- [Provided material]
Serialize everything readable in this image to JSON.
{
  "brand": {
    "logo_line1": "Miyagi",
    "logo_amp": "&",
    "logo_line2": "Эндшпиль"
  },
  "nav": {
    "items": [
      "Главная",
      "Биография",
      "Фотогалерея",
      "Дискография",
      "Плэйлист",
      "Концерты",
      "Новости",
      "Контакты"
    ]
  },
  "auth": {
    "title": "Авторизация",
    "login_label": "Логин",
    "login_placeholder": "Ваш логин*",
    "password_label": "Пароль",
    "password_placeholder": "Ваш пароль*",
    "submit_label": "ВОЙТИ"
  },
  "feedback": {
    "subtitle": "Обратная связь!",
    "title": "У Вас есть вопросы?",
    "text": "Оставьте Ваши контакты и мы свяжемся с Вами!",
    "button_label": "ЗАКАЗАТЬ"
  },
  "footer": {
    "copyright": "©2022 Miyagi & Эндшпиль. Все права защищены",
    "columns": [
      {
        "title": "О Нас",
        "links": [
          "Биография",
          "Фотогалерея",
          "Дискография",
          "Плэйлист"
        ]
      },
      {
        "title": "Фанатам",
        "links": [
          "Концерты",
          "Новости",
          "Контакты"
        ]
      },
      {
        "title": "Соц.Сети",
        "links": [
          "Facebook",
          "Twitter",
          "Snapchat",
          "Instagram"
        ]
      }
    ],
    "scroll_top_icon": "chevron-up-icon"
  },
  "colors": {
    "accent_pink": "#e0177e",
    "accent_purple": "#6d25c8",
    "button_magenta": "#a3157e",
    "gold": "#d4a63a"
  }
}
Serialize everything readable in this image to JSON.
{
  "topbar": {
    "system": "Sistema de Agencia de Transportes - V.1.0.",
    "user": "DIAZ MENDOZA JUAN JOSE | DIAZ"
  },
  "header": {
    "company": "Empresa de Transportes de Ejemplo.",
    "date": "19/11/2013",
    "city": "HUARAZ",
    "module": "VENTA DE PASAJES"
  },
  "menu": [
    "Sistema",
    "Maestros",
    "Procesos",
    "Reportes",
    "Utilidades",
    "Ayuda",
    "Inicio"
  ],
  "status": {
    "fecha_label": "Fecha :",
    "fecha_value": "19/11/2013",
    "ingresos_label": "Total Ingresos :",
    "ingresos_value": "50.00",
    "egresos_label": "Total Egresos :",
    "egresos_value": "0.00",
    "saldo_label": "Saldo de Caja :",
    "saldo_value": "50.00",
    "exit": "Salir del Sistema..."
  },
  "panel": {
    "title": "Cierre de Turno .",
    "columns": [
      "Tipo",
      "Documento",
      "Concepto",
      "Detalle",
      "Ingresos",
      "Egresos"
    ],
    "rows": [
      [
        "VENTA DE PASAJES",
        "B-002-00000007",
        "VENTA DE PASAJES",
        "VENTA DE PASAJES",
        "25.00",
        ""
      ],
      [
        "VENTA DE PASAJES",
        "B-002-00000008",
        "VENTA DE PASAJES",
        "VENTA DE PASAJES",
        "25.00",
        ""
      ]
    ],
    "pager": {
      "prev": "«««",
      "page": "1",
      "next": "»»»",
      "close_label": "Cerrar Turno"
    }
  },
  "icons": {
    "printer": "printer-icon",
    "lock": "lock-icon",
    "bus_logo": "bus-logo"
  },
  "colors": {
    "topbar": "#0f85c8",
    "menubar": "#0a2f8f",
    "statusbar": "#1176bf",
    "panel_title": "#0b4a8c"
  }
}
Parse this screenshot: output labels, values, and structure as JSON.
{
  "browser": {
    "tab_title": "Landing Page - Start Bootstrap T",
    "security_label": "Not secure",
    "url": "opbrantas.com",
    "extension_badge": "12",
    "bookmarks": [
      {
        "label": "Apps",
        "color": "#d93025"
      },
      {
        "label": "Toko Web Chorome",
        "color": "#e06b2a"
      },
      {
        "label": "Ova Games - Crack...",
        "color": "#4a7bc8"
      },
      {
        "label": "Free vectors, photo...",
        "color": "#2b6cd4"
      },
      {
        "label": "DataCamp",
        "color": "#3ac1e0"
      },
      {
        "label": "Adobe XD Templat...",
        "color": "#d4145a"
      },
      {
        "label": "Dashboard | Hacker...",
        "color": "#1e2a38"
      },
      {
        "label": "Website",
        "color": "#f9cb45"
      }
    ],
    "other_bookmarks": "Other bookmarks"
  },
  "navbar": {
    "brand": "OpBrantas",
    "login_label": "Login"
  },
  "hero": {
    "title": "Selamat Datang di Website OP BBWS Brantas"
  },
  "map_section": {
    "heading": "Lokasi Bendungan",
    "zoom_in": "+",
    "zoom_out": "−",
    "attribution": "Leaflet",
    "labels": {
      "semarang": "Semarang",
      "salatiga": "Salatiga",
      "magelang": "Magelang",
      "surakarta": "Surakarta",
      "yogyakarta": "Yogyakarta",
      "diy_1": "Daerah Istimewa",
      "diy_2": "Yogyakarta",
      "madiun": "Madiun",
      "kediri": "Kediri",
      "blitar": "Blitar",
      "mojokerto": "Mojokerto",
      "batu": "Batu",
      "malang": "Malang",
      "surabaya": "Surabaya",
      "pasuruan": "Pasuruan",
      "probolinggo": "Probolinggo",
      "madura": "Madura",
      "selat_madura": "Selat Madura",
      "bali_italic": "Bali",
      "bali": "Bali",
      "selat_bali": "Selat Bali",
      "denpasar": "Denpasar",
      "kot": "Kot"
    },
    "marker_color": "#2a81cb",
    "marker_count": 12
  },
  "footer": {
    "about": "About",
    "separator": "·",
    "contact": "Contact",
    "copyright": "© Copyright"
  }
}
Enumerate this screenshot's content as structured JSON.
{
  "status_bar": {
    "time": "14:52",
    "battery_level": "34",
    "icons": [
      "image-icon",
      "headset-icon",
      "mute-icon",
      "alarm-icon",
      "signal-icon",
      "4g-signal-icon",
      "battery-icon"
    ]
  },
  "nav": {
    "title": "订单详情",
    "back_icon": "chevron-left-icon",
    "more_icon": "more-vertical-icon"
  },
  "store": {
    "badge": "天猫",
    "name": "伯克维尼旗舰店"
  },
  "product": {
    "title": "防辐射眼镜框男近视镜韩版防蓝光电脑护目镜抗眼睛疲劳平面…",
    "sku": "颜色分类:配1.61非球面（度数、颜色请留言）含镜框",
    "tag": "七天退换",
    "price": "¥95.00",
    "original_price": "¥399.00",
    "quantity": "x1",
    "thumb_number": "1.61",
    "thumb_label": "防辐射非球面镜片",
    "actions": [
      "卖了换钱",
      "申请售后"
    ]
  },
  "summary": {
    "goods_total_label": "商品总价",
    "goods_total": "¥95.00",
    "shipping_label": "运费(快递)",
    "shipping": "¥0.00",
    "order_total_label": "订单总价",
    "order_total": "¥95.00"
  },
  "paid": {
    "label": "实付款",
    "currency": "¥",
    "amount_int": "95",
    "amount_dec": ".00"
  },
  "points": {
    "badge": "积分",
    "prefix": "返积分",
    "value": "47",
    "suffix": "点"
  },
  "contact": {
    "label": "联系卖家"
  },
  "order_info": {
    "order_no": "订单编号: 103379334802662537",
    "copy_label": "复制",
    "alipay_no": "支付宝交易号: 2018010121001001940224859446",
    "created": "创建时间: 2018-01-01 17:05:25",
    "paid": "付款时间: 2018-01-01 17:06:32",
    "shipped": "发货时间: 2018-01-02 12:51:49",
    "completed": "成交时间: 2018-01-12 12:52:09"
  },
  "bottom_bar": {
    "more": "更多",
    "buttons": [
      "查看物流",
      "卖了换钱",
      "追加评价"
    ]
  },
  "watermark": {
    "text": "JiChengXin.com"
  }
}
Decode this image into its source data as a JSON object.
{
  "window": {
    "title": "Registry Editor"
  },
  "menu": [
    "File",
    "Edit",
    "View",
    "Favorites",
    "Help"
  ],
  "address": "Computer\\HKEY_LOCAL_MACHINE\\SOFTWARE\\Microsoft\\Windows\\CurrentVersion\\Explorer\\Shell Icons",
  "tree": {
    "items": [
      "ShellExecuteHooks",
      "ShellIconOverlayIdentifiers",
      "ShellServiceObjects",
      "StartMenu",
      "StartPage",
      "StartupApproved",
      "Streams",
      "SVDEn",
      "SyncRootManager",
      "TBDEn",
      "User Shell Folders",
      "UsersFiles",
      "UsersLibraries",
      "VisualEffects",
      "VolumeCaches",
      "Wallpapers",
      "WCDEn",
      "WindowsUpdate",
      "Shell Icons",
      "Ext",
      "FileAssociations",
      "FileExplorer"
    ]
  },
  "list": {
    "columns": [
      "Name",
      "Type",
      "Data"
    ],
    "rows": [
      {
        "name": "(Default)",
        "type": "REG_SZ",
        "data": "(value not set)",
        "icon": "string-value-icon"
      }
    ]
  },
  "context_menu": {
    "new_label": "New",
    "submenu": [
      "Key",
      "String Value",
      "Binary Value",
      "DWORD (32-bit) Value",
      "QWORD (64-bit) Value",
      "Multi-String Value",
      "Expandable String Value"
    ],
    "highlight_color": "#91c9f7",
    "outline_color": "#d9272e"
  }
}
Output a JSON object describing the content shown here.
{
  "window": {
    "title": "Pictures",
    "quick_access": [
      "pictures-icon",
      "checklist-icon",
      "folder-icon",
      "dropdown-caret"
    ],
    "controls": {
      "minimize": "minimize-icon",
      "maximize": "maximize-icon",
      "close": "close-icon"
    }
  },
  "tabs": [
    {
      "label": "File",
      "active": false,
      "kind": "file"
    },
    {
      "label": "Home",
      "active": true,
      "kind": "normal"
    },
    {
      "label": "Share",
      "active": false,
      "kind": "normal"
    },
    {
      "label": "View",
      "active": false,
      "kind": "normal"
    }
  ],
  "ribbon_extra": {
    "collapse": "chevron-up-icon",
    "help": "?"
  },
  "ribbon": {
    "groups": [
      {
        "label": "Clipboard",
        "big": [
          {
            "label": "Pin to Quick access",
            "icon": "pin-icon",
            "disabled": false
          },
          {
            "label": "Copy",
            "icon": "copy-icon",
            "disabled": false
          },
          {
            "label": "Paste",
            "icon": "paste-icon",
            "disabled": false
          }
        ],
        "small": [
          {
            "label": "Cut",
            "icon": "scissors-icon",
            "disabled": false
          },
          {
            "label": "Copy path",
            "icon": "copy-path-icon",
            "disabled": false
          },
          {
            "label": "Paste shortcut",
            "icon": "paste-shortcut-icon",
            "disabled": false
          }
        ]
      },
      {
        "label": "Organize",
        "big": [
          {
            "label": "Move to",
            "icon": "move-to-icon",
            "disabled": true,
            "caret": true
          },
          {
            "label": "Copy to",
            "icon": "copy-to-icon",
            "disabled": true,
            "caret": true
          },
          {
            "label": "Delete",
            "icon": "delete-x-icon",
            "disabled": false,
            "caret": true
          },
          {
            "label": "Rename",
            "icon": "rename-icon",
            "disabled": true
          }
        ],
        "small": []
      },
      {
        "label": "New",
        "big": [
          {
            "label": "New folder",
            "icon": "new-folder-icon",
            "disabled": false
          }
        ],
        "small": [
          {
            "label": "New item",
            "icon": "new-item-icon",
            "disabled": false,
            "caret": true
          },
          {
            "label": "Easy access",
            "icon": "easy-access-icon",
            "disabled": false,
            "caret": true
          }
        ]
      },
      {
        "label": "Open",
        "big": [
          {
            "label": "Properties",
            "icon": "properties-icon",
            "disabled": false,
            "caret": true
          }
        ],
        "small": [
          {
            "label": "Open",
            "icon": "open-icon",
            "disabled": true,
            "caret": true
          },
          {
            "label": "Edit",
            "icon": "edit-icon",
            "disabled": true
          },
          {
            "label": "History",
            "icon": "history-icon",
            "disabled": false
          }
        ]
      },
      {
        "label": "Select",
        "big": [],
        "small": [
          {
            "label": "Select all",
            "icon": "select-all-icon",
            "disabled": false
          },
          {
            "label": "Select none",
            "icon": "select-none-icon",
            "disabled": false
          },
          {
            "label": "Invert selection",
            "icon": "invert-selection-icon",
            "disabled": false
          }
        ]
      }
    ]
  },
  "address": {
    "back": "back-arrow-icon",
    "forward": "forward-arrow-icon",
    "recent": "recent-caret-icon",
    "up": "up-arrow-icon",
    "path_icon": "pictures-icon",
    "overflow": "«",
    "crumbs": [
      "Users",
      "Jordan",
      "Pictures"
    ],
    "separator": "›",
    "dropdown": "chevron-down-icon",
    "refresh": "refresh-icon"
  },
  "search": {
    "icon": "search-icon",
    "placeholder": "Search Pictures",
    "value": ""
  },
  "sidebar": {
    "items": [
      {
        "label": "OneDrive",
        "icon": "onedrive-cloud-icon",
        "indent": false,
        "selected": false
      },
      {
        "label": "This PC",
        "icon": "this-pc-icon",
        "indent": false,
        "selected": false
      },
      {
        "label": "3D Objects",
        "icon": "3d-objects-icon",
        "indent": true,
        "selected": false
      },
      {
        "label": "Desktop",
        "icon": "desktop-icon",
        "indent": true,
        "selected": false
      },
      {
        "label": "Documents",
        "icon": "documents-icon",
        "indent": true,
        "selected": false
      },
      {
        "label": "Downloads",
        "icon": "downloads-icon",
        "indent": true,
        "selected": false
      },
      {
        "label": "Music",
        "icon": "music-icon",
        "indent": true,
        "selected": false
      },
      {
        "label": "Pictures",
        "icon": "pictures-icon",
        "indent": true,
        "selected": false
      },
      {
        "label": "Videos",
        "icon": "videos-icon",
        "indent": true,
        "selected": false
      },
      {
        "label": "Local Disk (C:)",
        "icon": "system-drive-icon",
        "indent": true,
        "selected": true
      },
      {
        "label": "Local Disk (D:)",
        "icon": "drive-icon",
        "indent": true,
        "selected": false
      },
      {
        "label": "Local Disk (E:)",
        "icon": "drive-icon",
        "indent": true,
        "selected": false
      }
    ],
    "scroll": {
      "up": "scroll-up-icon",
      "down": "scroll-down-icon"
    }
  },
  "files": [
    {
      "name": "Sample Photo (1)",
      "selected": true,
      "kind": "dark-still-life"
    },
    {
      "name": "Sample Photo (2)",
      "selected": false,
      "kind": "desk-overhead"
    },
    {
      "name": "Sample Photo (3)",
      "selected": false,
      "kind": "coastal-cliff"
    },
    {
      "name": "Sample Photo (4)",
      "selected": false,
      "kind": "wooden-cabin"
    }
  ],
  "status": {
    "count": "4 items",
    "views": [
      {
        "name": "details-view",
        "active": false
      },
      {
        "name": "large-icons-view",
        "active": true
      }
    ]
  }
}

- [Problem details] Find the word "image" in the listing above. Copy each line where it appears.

- [Solution to this task]
Serialize everything readable in this image to JSON.
Serialize everything readable in this image to JSON.
      "image-icon",
Decode this image into its source data as a JSON object.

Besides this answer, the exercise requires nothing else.